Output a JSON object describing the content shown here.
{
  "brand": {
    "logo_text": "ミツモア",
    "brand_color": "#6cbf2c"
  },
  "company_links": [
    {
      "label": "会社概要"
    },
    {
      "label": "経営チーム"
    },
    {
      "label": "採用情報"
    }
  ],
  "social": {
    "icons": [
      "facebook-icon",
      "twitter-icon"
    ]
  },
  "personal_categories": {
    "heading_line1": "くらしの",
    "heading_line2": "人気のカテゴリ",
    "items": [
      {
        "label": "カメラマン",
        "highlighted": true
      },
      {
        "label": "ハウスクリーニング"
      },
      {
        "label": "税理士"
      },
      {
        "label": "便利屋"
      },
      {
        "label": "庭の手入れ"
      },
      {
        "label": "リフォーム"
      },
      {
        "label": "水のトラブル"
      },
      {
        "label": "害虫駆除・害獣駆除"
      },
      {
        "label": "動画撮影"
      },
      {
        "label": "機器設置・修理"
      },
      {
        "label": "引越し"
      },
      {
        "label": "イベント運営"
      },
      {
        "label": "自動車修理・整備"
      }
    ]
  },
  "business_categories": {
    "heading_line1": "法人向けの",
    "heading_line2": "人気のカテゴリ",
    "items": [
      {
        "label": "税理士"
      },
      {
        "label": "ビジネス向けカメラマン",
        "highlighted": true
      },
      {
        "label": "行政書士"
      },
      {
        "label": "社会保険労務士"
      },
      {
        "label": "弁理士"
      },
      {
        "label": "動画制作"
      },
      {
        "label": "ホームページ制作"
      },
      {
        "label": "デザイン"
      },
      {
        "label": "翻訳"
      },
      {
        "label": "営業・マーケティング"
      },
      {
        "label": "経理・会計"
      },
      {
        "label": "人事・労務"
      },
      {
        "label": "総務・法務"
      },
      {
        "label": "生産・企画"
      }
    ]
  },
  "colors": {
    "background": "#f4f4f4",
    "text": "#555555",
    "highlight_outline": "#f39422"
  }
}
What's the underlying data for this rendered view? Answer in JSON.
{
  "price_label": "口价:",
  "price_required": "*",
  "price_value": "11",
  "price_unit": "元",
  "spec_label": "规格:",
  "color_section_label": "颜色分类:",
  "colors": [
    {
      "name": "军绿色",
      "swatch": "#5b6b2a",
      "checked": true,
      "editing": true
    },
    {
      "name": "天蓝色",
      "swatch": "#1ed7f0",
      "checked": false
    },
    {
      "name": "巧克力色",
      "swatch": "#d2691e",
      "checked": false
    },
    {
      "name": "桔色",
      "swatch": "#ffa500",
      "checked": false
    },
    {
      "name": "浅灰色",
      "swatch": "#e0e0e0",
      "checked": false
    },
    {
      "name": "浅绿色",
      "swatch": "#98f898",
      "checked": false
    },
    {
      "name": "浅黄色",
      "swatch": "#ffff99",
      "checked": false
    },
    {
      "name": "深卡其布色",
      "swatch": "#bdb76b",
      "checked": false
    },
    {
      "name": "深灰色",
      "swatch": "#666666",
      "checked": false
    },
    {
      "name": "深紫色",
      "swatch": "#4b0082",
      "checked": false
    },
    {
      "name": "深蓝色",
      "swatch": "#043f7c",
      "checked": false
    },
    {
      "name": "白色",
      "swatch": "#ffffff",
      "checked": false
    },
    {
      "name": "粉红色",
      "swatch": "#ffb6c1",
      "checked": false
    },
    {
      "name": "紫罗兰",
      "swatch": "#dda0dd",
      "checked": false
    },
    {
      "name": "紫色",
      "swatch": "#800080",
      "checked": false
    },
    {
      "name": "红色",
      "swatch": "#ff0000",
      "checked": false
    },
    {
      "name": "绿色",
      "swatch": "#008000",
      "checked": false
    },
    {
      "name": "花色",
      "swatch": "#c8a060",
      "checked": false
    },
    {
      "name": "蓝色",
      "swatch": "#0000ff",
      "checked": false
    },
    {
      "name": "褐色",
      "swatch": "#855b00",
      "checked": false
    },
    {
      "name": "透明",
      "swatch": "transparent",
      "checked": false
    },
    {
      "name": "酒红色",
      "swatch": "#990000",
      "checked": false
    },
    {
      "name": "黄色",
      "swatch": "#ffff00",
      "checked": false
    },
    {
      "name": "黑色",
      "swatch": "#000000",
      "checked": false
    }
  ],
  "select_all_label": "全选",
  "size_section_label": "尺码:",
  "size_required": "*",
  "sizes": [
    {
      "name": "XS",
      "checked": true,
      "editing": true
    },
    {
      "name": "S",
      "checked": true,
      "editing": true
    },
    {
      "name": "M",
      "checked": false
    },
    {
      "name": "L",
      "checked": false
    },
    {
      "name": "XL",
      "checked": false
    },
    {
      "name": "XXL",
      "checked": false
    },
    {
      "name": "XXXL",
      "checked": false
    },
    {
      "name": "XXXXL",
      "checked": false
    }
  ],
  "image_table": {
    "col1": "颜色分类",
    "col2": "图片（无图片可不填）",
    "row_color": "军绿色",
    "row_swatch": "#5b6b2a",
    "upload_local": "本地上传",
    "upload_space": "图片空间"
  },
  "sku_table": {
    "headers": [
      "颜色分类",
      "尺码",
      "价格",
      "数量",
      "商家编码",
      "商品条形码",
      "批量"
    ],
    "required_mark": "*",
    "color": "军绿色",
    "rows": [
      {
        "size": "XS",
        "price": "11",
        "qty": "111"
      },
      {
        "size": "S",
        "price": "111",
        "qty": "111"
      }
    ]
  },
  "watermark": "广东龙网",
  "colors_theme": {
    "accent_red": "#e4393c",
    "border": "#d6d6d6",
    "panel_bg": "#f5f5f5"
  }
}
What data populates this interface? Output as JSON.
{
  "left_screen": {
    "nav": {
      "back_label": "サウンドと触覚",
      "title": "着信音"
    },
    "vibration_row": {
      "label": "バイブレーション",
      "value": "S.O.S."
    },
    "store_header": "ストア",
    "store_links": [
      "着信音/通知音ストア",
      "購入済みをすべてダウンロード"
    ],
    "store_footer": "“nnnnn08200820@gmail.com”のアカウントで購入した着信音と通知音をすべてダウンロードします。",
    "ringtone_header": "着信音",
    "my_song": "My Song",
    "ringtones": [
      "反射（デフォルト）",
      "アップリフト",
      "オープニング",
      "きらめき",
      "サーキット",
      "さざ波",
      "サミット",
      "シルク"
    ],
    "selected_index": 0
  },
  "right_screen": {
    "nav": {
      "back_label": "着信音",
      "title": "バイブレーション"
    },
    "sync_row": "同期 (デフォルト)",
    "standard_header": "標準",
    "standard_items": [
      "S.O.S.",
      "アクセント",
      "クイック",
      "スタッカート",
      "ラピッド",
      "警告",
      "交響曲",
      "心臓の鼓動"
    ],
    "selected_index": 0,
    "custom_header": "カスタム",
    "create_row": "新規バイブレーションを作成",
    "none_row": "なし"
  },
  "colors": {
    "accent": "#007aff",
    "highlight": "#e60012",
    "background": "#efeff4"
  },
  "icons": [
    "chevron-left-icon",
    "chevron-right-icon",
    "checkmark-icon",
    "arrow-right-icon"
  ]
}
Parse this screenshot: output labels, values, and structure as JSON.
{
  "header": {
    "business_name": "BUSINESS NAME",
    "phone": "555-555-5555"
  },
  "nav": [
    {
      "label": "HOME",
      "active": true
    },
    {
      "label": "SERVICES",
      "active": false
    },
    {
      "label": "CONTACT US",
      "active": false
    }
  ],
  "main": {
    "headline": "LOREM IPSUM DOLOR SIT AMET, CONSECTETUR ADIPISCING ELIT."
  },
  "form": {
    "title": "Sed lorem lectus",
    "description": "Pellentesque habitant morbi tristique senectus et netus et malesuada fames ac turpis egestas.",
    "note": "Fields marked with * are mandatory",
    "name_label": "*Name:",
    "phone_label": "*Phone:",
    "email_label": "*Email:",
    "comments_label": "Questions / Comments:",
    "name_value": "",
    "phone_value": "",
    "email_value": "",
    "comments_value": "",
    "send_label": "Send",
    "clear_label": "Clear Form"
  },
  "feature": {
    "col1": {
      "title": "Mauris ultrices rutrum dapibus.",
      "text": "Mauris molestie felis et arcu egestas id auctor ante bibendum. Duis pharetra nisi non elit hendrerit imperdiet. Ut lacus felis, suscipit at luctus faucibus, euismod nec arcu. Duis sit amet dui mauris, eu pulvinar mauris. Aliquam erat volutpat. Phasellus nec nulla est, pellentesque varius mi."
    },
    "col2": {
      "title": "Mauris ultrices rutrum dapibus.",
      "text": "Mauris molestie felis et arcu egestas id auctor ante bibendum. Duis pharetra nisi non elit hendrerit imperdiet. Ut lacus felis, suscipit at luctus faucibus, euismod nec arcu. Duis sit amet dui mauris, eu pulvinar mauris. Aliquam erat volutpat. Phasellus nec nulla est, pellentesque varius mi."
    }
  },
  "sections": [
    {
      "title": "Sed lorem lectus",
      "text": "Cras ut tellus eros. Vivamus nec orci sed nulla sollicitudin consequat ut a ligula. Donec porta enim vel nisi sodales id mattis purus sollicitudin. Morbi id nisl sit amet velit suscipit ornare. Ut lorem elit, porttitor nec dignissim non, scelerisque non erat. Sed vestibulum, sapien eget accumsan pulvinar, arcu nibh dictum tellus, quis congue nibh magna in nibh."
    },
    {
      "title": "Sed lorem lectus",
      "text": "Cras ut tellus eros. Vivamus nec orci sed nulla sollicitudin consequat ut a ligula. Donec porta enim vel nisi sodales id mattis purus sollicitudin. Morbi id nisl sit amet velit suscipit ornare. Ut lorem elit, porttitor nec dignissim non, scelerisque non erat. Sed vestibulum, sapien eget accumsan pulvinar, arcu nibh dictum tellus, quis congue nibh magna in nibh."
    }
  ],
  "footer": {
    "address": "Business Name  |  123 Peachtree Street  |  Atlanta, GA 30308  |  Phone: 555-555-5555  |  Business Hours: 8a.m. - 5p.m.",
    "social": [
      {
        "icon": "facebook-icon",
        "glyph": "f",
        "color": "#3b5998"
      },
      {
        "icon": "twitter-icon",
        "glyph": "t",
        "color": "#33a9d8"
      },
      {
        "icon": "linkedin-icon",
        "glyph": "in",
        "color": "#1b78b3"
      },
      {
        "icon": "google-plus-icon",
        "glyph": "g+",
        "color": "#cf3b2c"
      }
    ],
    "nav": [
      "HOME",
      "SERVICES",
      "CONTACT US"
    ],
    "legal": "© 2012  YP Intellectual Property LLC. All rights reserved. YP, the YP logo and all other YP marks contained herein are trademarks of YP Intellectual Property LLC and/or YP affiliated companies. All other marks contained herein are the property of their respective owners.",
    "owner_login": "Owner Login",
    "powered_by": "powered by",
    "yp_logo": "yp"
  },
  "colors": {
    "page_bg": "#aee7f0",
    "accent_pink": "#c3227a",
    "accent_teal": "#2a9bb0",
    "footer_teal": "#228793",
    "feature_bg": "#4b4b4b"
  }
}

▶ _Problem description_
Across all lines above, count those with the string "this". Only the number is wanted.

▶ _Task output_
3